My Dad was a rocker. With long-ish hair and denim jacket, he bounced to Black Sabbath and AC/DC concerts during his younger years. He’s kind of moved out of that phase now (he’s in his fifties), but there was a time when he thrashed his head to the rock bands of the 70s and beyond. How do I know? He’s told me the wild and crazy stories, of course.
As you may have heard, Christmas just passed. It’s always sort of tough to buy presents for my dad, seeing as how he never tells anyone what he wants. But, after scouring the interweb, I always get him something nice.
This year, I have to say that my present to my dad was pretty damn cool. I bought him tickets to see one of those bands that he used to bang his head to. I got him tickets to Cheap Trick.
For those of you who don’t know who Cheap Trick is, they’re the band that crafted the mega-hits “Surrender,” “Dream Police,” and, of course, “I Want You to Want Me.”
I was super excited for the show. Cheap Trick is an iconic band, and I was going to see them live with my dad. What could be better?
We got to the room where the concert was going to be, and we just sort of sat there for a while. You could see all the band’s gear and instruments, which just made me more pumped to actually see them. We were waiting in quiet anticipation for some sort of light show or grand entrance in introduce the band.
Then, they came on.
I have to admit, I was worried that the guys in Cheap Trick were a little to old to put on a good show. The guitarist is 67, I think.
But as soon as they came out, any worry I had about the band losing its musical energy or ability was gone. They sounded exactly like they did on all my dad’s old records and they were sprinting around like maniacs.
I’m sorry that the quality of this video isn’t that great. I only had my phone to take pictures and stuff with. It’s also kinda short because I was, ya know, trying to actually watch the concert. I think you’ll get a good sense, though
These old dudes were rockin’ it. They sounded awesome and they were a ton of fun to watch. The singer, Robin Zander, was wearing this glitzed-out captain uniform (the laughing in the background is me cracking up at his ridiculous outfit). Rick Neilson, the guitarist, must have had about 20 guitars, all with some sort of crazy design. He was constantly running around like a little kid, shredding some insane riff or changing his guitar. They definitely hadn’t lost any of their luster.

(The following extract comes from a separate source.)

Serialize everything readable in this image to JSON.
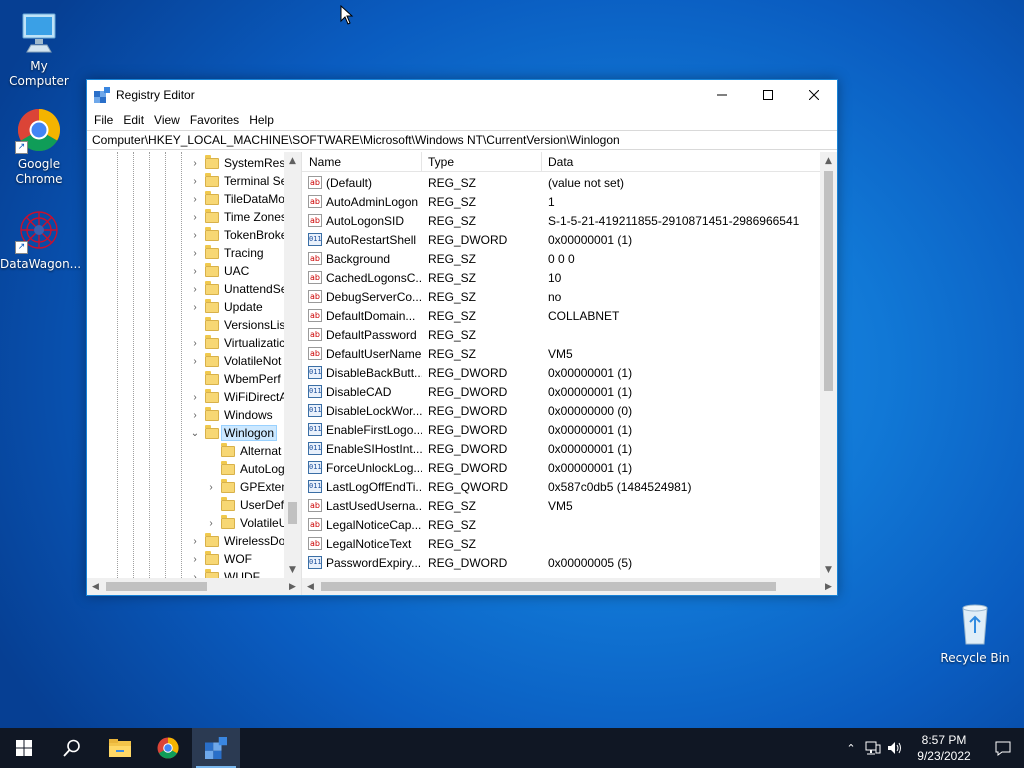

The crowd seemed a little underwhelmed, but I didn’t care (that’s me woo-ing in the background). I was having an awesome time. More importantly, my dad was having an awesome time.
They played for a few hours, belting out their greatest hits and even a few that I hadn’t heard before. But, like most of the people sitting in that room, I was waiting for them to play “I Want You to Want Me.” I knew it was coming eventually, but it seemed like they just kept coming up with songs to put in front of it.
Then, finally, they started to play it. It was quiet for a few seconds. Then, Zander shouted, just like he does on their “Live at Budokan” record, “I want you….to want me!”
As soon as those words left his mouth, I thought the place was gonna explode. The very tame and somewhat elderly crowd turned into a pack of wild animals. Everyone stood up (it was a sit down concert) and started screaming their asses off. It was honestly one of the coolest experiences I’ve ever been a part of. This was an anthem to most of these people. A song that defined a large part of their generation. And they got to hear it live, and go insane while they heard it.
Through all of this more-than-middle-aged madness, I glanced over at my dad. He wasn’t screaming or shouting or jumping. He was just standing there, watching, and smiling.
At first, I thought to myself, “Come on, old man, get into it!” But then I realized what he was doing.
He was reliving some of the greatest memories of his life. All of his younger years, all of the times he spent with his friends, all of the times he spent at concerts. All the times he spent listening to “I Want You to Want Me.” He was taking it all in, letting the memories flow back. He stood there with a gigantic smile on his face and watched the sixty-somethings of Cheap Trick bash out their most popular song of all time.
He stood there. And he was happy.
And I was happy. Because I was there to see it.
You can’t put a price on putting a genuine smile on someone’s face. Yes, the tickets were a little expensive, but there isn’t a price I wouldn’t pay to see my dad smile like he did for those few minutes. It was something that I’ll never forget, and I hope that he won’t either.
My dad and I, sharing happiness through music.
My dad and I, being happy together.